**TASK GOAL:**
How many of the lines below hold the string "JSON"? Say only the number.

**RECORDS FOR THIS TASK:**
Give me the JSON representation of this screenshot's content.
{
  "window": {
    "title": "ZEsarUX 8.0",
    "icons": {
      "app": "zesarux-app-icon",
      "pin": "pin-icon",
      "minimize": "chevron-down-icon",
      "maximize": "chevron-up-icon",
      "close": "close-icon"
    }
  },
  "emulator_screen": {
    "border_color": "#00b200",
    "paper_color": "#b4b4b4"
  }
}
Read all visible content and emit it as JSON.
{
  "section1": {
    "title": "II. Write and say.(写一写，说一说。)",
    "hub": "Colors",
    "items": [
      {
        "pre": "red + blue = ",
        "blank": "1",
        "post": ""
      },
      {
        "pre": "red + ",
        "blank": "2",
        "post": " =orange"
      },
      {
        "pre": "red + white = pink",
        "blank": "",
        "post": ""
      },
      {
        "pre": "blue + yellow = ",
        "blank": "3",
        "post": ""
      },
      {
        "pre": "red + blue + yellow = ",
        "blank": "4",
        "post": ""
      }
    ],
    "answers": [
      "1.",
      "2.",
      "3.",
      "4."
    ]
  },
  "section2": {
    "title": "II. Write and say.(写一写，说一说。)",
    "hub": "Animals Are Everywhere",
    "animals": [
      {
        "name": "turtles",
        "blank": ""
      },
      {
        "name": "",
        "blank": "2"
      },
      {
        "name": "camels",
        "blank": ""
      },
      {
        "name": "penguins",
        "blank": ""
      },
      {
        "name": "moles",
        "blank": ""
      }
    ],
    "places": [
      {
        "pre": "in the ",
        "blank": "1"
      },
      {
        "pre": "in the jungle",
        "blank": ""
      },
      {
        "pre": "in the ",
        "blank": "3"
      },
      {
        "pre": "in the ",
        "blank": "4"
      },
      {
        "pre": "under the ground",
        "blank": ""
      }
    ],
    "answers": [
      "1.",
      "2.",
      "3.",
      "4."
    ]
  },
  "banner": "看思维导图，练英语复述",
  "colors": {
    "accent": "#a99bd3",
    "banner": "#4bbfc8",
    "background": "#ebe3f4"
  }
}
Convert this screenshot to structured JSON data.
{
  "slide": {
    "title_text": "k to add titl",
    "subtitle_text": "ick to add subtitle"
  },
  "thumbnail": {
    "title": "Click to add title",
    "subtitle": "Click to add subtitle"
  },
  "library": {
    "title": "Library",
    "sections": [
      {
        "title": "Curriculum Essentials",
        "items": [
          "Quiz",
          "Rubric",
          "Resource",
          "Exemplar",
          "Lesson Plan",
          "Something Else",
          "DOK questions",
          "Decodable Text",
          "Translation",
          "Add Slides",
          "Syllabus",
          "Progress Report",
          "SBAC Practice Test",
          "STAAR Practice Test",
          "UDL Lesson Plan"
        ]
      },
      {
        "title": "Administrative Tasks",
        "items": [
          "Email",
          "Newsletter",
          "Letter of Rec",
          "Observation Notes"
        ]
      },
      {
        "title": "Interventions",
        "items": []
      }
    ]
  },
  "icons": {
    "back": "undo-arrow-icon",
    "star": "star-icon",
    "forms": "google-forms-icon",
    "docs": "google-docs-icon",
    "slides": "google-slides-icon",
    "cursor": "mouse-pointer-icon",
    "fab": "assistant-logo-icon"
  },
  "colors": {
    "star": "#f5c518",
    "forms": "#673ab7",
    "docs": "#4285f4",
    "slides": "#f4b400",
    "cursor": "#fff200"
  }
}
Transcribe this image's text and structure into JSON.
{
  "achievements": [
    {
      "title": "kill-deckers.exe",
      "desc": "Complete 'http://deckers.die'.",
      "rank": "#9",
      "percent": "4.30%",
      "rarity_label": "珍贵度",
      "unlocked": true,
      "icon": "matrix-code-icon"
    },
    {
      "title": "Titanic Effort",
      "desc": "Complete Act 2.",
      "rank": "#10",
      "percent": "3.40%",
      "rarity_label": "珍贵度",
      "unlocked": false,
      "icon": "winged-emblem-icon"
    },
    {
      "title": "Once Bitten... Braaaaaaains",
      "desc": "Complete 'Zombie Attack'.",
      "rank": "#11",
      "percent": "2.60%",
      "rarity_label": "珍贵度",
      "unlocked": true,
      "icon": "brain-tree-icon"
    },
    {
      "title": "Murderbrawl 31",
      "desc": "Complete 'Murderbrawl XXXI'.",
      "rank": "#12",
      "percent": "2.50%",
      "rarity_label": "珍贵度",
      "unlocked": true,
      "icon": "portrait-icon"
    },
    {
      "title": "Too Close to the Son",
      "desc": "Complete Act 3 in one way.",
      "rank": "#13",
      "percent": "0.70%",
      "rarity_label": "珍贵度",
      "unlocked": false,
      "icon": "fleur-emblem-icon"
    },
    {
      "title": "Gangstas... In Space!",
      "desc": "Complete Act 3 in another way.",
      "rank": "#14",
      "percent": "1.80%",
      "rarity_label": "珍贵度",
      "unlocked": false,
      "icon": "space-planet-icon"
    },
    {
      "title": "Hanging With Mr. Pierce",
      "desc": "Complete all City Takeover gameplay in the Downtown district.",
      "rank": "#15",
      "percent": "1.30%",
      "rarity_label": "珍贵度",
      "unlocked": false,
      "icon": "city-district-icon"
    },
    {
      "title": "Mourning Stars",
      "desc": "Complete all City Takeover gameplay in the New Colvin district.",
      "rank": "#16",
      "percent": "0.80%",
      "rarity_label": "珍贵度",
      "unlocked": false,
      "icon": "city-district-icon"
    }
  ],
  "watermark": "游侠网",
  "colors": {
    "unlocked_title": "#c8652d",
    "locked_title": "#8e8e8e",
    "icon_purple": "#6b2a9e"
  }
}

**TASK SOLUTION:**
4